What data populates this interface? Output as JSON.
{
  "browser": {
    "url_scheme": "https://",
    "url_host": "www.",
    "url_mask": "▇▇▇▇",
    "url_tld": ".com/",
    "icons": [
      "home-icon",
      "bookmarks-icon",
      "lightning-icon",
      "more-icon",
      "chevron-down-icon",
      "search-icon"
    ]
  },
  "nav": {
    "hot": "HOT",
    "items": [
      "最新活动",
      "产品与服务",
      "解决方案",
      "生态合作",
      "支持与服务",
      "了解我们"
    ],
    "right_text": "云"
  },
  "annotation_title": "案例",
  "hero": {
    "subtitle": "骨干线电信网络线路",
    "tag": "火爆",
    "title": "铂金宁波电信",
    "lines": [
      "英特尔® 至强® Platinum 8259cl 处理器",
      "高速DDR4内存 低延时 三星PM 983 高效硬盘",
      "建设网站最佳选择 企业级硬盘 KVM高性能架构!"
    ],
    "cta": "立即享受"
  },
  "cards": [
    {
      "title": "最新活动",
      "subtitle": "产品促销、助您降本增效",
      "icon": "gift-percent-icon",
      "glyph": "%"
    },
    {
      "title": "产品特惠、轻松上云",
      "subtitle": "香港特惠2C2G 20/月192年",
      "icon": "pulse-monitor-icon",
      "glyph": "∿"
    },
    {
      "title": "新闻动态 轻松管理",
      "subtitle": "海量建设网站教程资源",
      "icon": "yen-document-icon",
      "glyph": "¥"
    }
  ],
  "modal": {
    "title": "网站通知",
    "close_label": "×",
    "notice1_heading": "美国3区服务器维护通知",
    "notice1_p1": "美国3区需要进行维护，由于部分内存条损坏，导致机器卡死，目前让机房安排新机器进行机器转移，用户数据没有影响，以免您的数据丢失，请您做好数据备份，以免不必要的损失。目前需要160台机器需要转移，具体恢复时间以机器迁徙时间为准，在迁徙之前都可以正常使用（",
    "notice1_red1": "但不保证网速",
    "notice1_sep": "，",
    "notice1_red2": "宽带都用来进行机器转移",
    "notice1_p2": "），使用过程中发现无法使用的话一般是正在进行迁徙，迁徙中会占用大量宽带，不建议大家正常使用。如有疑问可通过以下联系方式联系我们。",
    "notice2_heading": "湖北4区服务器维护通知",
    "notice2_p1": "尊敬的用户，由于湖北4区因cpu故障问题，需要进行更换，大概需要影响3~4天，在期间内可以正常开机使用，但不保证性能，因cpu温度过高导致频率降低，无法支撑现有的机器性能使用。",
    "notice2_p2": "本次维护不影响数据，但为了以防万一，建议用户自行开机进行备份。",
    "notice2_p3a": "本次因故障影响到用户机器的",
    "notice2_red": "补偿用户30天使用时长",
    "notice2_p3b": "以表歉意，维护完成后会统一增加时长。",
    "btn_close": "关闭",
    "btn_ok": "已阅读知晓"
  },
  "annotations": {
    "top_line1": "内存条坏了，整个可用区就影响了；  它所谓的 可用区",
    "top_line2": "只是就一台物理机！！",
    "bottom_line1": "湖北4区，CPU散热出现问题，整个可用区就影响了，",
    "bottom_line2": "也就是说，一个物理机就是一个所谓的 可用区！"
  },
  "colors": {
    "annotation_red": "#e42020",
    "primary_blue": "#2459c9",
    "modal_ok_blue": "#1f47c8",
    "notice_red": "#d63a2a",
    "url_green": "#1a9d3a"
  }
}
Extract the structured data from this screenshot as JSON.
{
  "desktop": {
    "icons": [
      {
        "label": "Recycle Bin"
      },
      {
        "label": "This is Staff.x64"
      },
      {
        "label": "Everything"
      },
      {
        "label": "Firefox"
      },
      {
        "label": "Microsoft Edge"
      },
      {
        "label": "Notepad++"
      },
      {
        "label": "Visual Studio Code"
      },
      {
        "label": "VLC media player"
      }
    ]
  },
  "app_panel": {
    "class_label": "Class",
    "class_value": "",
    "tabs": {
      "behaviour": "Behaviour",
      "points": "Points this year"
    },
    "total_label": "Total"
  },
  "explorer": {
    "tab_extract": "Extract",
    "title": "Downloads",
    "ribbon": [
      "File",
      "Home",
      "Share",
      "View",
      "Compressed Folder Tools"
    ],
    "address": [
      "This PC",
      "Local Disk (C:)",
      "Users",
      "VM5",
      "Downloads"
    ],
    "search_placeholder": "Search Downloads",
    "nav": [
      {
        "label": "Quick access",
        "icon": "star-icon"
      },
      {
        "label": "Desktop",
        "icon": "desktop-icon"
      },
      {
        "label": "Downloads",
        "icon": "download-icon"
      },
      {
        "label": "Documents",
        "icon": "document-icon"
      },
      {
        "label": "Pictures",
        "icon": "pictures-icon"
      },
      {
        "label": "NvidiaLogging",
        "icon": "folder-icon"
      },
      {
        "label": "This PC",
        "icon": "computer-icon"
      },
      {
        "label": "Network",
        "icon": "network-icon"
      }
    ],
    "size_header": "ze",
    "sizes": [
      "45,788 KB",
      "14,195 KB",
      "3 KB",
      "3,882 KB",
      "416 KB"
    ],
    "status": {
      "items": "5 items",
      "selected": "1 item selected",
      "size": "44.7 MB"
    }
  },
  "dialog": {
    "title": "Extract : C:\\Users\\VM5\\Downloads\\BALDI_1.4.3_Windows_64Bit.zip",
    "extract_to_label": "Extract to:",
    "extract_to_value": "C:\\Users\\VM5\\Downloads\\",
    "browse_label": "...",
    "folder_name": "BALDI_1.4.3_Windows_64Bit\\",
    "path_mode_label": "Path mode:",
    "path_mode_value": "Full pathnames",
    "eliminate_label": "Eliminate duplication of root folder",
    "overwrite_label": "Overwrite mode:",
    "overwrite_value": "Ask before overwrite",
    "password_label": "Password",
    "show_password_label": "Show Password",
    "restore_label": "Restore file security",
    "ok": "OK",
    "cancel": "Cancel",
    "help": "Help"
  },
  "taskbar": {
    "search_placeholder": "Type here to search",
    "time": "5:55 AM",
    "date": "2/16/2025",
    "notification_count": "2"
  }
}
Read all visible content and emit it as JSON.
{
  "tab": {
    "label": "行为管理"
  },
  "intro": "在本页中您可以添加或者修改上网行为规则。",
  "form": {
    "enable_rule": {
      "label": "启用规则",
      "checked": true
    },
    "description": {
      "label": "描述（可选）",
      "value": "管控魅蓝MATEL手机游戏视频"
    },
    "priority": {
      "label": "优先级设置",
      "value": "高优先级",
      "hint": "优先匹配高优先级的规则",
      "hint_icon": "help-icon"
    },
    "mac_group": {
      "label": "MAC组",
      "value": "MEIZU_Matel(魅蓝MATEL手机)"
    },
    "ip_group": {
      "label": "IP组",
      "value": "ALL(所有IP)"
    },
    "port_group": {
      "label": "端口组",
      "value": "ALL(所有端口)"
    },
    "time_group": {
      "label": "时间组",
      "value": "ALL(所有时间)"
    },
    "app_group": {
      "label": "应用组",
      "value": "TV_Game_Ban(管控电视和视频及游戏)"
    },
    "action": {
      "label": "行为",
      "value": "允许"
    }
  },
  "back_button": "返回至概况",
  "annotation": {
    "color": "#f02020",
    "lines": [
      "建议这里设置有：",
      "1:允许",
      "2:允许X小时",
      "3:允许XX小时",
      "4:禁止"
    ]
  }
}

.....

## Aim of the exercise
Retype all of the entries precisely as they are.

## Finished task
What data populates this interface? Output as JSON.
{
  "browser": {
    "url_scheme": "https://",
    "url_host": "www.",
    "url_mask": "▇▇▇▇",
    "url_tld": ".com/",
    "icons": [
      "home-icon",
      "bookmarks-icon",
      "lightning-icon",
      "more-icon",
      "chevron-down-icon",
      "search-icon"
    ]
  },
  "nav": {
    "hot": "HOT",
    "items": [
      "最新活动",
      "产品与服务",
      "解决方案",
      "生态合作",
      "支持与服务",
      "了解我们"
    ],
    "right_text": "云"
  },
  "annotation_title": "案例",
  "hero": {
    "subtitle": "骨干线电信网络线路",
    "tag": "火爆",
    "title": "铂金宁波电信",
    "lines": [
      "英特尔® 至强® Platinum 8259cl 处理器",
      "高速DDR4内存 低延时 三星PM 983 高效硬盘",
      "建设网站最佳选择 企业级硬盘 KVM高性能架构!"
    ],
    "cta": "立即享受"
  },
  "cards": [
    {
      "title": "最新活动",
      "subtitle": "产品促销、助您降本增效",
      "icon": "gift-percent-icon",
      "glyph": "%"
    },
    {
      "title": "产品特惠、轻松上云",
      "subtitle": "香港特惠2C2G 20/月192年",
      "icon": "pulse-monitor-icon",
      "glyph": "∿"
    },
    {
      "title": "新闻动态 轻松管理",
      "subtitle": "海量建设网站教程资源",
      "icon": "yen-document-icon",
      "glyph": "¥"
    }
  ],
  "modal": {
    "title": "网站通知",
    "close_label": "×",
    "notice1_heading": "美国3区服务器维护通知",
    "notice1_p1": "美国3区需要进行维护，由于部分内存条损坏，导致机器卡死，目前让机房安排新机器进行机器转移，用户数据没有影响，以免您的数据丢失，请您做好数据备份，以免不必要的损失。目前需要160台机器需要转移，具体恢复时间以机器迁徙时间为准，在迁徙之前都可以正常使用（",
    "notice1_red1": "但不保证网速",
    "notice1_sep": "，",
    "notice1_red2": "宽带都用来进行机器转移",
    "notice1_p2": "），使用过程中发现无法使用的话一般是正在进行迁徙，迁徙中会占用大量宽带，不建议大家正常使用。如有疑问可通过以下联系方式联系我们。",
    "notice2_heading": "湖北4区服务器维护通知",
    "notice2_p1": "尊敬的用户，由于湖北4区因cpu故障问题，需要进行更换，大概需要影响3~4天，在期间内可以正常开机使用，但不保证性能，因cpu温度过高导致频率降低，无法支撑现有的机器性能使用。",
    "notice2_p2": "本次维护不影响数据，但为了以防万一，建议用户自行开机进行备份。",
    "notice2_p3a": "本次因故障影响到用户机器的",
    "notice2_red": "补偿用户30天使用时长",
    "notice2_p3b": "以表歉意，维护完成后会统一增加时长。",
    "btn_close": "关闭",
    "btn_ok": "已阅读知晓"
  },
  "annotations": {
    "top_line1": "内存条坏了，整个可用区就影响了；  它所谓的 可用区",
    "top_line2": "只是就一台物理机！！",
    "bottom_line1": "湖北4区，CPU散热出现问题，整个可用区就影响了，",
    "bottom_line2": "也就是说，一个物理机就是一个所谓的 可用区！"
  },
  "colors": {
    "annotation_red": "#e42020",
    "primary_blue": "#2459c9",
    "modal_ok_blue": "#1f47c8",
    "notice_red": "#d63a2a",
    "url_green": "#1a9d3a"
  }
}
Extract the structured data from this screenshot as JSON.
{
  "desktop": {
    "icons": [
      {
        "label": "Recycle Bin"
      },
      {
        "label": "This is Staff.x64"
      },
      {
        "label": "Everything"
      },
      {
        "label": "Firefox"
      },
      {
        "label": "Microsoft Edge"
      },
      {
        "label": "Notepad++"
      },
      {
        "label": "Visual Studio Code"
      },
      {
        "label": "VLC media player"
      }
    ]
  },
  "app_panel": {
    "class_label": "Class",
    "class_value": "",
    "tabs": {
      "behaviour": "Behaviour",
      "points": "Points this year"
    },
    "total_label": "Total"
  },
  "explorer": {
    "tab_extract": "Extract",
    "title": "Downloads",
    "ribbon": [
      "File",
      "Home",
      "Share",
      "View",
      "Compressed Folder Tools"
    ],
    "address": [
      "This PC",
      "Local Disk (C:)",
      "Users",
      "VM5",
      "Downloads"
    ],
    "search_placeholder": "Search Downloads",
    "nav": [
      {
        "label": "Quick access",
        "icon": "star-icon"
      },
      {
        "label": "Desktop",
        "icon": "desktop-icon"
      },
      {
        "label": "Downloads",
        "icon": "download-icon"
      },
      {
        "label": "Documents",
        "icon": "document-icon"
      },
      {
        "label": "Pictures",
        "icon": "pictures-icon"
      },
      {
        "label": "NvidiaLogging",
        "icon": "folder-icon"
      },
      {
        "label": "This PC",
        "icon": "computer-icon"
      },
      {
        "label": "Network",
        "icon": "network-icon"
      }
    ],
    "size_header": "ze",
    "sizes": [
      "45,788 KB",
      "14,195 KB",
      "3 KB",
      "3,882 KB",
      "416 KB"
    ],
    "status": {
      "items": "5 items",
      "selected": "1 item selected",
      "size": "44.7 MB"
    }
  },
  "dialog": {
    "title": "Extract : C:\\Users\\VM5\\Downloads\\BALDI_1.4.3_Windows_64Bit.zip",
    "extract_to_label": "Extract to:",
    "extract_to_value": "C:\\Users\\VM5\\Downloads\\",
    "browse_label": "...",
    "folder_name": "BALDI_1.4.3_Windows_64Bit\\",
    "path_mode_label": "Path mode:",
    "path_mode_value": "Full pathnames",
    "eliminate_label": "Eliminate duplication of root folder",
    "overwrite_label": "Overwrite mode:",
    "overwrite_value": "Ask before overwrite",
    "password_label": "Password",
    "show_password_label": "Show Password",
    "restore_label": "Restore file security",
    "ok": "OK",
    "cancel": "Cancel",
    "help": "Help"
  },
  "taskbar": {
    "search_placeholder": "Type here to search",
    "time": "5:55 AM",
    "date": "2/16/2025",
    "notification_count": "2"
  }
}
Read all visible content and emit it as JSON.
{
  "tab": {
    "label": "行为管理"
  },
  "intro": "在本页中您可以添加或者修改上网行为规则。",
  "form": {
    "enable_rule": {
      "label": "启用规则",
      "checked": true
    },
    "description": {
      "label": "描述（可选）",
      "value": "管控魅蓝MATEL手机游戏视频"
    },
    "priority": {
      "label": "优先级设置",
      "value": "高优先级",
      "hint": "优先匹配高优先级的规则",
      "hint_icon": "help-icon"
    },
    "mac_group": {
      "label": "MAC组",
      "value": "MEIZU_Matel(魅蓝MATEL手机)"
    },
    "ip_group": {
      "label": "IP组",
      "value": "ALL(所有IP)"
    },
    "port_group": {
      "label": "端口组",
      "value": "ALL(所有端口)"
    },
    "time_group": {
      "label": "时间组",
      "value": "ALL(所有时间)"
    },
    "app_group": {
      "label": "应用组",
      "value": "TV_Game_Ban(管控电视和视频及游戏)"
    },
    "action": {
      "label": "行为",
      "value": "允许"
    }
  },
  "back_button": "返回至概况",
  "annotation": {
    "color": "#f02020",
    "lines": [
      "建议这里设置有：",
      "1:允许",
      "2:允许X小时",
      "3:允许XX小时",
      "4:禁止"
    ]
  }
}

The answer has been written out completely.